The song also points to the influence of Harlem on the project. “I go to my corner bodega and hear the best salsa and merengue,” explains Schommer. “I walk down to the Ital juice store and hear the best reggae. The Senegalese and Malian vendors are blasting their traditional and modern music. Our album has a little bit of all that stuff in there. Some of the songs, like ‘Hoya Hoye,’ are like a walk down the street in Harlem. I heard one of the hat vendors playing an old school break-beat and thought, ‘Of course! That’s the same tempo as Hoya Hoye!’ Then I came upon one of Harlem’s church choirs spilling onto the streets on a Sunday morning. That inspired the opening line of the song that goes ‘Feelin’ alright!’ We used riffs that could be either from the American Blues or from Amharic Tizita. We are open to all the sounds of Harlem and the experiences of Ethiopia.”

“Bole2Harlem is about being from Ethiopia and living in Harlem, in America, around the world,” says Siraj. “It’s a journey, one CD that takes you thousands of miles from one place to another.”

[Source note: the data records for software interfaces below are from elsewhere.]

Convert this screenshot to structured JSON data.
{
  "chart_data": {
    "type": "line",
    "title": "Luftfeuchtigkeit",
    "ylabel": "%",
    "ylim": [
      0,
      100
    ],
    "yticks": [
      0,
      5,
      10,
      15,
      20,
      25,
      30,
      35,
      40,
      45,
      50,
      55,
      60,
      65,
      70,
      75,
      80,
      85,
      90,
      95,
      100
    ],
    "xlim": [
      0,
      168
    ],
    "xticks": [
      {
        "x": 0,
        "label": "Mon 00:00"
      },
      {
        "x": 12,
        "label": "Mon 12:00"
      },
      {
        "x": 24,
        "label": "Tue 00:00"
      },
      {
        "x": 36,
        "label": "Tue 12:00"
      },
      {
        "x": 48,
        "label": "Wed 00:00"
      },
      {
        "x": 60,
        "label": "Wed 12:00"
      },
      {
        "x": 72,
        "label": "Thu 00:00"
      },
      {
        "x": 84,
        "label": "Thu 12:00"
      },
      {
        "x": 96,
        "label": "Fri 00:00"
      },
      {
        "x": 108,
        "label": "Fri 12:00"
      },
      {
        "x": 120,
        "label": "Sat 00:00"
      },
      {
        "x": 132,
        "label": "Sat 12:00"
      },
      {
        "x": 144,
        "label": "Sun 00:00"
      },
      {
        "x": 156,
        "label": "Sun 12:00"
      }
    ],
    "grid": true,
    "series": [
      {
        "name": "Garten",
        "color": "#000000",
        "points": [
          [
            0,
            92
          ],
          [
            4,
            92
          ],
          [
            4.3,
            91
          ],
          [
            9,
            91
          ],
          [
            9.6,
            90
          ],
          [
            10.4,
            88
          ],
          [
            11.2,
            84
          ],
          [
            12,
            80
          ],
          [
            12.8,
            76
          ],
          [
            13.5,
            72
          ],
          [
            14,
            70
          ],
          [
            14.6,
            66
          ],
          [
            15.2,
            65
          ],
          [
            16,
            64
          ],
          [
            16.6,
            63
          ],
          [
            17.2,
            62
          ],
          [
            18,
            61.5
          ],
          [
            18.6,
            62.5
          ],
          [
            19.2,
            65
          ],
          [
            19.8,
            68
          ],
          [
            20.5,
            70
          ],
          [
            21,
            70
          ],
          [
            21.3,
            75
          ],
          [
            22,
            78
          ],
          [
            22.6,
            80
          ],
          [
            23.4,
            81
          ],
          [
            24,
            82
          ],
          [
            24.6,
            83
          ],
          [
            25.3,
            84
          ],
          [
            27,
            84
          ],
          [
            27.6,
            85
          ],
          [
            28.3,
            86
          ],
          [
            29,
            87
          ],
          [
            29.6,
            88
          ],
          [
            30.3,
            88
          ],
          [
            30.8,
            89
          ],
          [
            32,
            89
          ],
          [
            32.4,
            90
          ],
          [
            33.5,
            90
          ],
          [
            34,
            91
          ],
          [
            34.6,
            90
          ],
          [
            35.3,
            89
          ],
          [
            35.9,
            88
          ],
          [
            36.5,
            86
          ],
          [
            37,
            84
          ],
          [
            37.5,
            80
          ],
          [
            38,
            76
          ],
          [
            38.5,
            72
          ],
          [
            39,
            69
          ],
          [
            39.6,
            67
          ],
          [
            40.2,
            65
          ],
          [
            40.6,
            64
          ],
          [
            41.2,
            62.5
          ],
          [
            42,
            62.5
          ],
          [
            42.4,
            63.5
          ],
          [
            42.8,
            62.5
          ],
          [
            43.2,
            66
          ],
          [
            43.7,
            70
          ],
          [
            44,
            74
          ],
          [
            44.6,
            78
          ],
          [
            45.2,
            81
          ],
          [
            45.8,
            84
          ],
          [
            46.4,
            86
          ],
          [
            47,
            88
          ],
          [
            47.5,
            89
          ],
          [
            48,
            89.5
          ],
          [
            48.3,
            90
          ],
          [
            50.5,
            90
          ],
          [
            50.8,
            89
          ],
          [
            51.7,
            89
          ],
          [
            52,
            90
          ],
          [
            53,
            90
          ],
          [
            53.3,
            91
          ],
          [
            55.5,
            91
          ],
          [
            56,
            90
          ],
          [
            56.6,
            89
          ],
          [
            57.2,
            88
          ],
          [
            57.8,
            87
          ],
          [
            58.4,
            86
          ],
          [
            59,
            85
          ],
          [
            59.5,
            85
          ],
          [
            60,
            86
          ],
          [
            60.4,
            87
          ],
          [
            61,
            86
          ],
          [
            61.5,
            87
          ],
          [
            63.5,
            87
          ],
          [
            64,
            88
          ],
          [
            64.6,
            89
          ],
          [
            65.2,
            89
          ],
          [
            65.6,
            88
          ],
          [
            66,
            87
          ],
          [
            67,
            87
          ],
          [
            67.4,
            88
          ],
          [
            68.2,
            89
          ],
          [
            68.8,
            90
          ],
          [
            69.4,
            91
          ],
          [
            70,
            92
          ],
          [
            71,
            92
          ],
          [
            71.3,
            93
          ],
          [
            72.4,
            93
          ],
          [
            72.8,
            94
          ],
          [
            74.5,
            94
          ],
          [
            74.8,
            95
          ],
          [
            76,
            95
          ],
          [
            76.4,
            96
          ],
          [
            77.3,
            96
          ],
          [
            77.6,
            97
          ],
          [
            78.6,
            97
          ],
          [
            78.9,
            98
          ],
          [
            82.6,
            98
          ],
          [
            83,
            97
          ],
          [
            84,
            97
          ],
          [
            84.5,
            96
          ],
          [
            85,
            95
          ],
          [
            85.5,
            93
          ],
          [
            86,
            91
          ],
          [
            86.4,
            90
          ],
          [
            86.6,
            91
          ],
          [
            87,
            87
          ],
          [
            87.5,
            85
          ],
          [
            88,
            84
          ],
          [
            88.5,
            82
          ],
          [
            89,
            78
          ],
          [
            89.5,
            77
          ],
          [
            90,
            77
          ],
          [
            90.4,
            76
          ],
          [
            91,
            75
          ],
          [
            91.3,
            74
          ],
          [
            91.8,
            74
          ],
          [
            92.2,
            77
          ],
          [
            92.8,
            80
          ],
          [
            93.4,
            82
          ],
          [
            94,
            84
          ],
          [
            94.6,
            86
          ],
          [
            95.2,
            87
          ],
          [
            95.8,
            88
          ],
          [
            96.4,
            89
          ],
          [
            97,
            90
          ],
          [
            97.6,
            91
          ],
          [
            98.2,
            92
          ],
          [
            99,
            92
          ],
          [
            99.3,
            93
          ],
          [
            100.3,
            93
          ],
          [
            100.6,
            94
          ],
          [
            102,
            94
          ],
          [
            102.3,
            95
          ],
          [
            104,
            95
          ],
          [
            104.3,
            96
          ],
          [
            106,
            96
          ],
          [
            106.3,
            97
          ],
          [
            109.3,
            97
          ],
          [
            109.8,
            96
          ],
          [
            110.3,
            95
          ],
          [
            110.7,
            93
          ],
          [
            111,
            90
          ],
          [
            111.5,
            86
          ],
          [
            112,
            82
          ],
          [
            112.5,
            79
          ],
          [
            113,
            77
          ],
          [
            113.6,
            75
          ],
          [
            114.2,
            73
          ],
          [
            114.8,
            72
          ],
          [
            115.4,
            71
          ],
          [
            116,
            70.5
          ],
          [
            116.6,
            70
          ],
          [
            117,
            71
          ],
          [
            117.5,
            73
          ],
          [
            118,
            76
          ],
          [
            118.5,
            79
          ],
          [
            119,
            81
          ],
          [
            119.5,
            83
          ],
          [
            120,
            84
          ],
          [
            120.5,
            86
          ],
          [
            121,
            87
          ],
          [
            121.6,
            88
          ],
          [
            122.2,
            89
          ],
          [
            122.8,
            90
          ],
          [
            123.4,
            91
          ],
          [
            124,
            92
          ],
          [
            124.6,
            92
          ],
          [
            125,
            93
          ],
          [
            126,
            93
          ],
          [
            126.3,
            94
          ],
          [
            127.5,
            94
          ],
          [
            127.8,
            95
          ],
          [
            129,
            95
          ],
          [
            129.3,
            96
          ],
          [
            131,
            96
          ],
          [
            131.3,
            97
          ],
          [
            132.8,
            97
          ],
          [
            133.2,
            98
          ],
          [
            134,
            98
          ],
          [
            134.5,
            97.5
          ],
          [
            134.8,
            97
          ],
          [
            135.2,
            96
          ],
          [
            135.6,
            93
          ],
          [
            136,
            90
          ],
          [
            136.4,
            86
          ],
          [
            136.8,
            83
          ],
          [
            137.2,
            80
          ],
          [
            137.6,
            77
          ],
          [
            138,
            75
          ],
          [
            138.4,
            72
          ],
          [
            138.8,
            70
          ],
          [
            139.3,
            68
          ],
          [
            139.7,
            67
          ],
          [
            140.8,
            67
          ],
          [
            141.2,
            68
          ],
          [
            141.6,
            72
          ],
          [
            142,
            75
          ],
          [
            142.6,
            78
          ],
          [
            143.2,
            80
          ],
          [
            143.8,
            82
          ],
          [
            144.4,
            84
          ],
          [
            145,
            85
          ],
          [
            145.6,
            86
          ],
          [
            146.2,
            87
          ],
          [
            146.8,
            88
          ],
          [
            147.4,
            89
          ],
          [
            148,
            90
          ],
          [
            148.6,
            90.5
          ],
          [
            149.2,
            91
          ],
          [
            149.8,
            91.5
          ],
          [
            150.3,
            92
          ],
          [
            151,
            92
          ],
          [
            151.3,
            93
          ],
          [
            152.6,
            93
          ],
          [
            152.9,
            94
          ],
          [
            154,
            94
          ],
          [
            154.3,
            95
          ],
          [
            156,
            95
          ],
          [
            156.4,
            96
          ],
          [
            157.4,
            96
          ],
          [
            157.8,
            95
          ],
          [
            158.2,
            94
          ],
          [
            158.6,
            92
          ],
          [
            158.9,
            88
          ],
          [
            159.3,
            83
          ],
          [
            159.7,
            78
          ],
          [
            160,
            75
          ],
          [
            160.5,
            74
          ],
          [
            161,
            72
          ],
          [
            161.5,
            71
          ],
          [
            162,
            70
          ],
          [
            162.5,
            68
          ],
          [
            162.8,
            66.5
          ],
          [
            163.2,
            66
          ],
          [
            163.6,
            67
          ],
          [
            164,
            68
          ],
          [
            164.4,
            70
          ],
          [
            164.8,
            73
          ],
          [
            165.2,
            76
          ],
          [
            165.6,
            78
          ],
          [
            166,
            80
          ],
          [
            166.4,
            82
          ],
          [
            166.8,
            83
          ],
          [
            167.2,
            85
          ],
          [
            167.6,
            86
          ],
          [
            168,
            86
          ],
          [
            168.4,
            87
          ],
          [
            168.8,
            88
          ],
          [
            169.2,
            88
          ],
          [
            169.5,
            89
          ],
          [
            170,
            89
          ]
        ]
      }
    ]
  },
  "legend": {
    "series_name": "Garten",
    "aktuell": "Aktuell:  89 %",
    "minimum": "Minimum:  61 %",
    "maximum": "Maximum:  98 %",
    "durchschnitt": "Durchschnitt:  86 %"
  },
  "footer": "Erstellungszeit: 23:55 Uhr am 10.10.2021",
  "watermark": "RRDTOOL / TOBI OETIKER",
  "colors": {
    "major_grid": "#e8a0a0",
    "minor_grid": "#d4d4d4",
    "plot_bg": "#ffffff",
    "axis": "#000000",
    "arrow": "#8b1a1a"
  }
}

Now Siraj is getting calls from friends in Ethiopia’s capital who are hearing it played in taxi cabs everywhere, one of the best indicators that they have struck a chord. On their last visit to Ethiopia, one cab driver put it plainly, possibly paying the group the highest compliment: “We can’t re-mix this. You’re already speaking our language. There is nothing we can add.”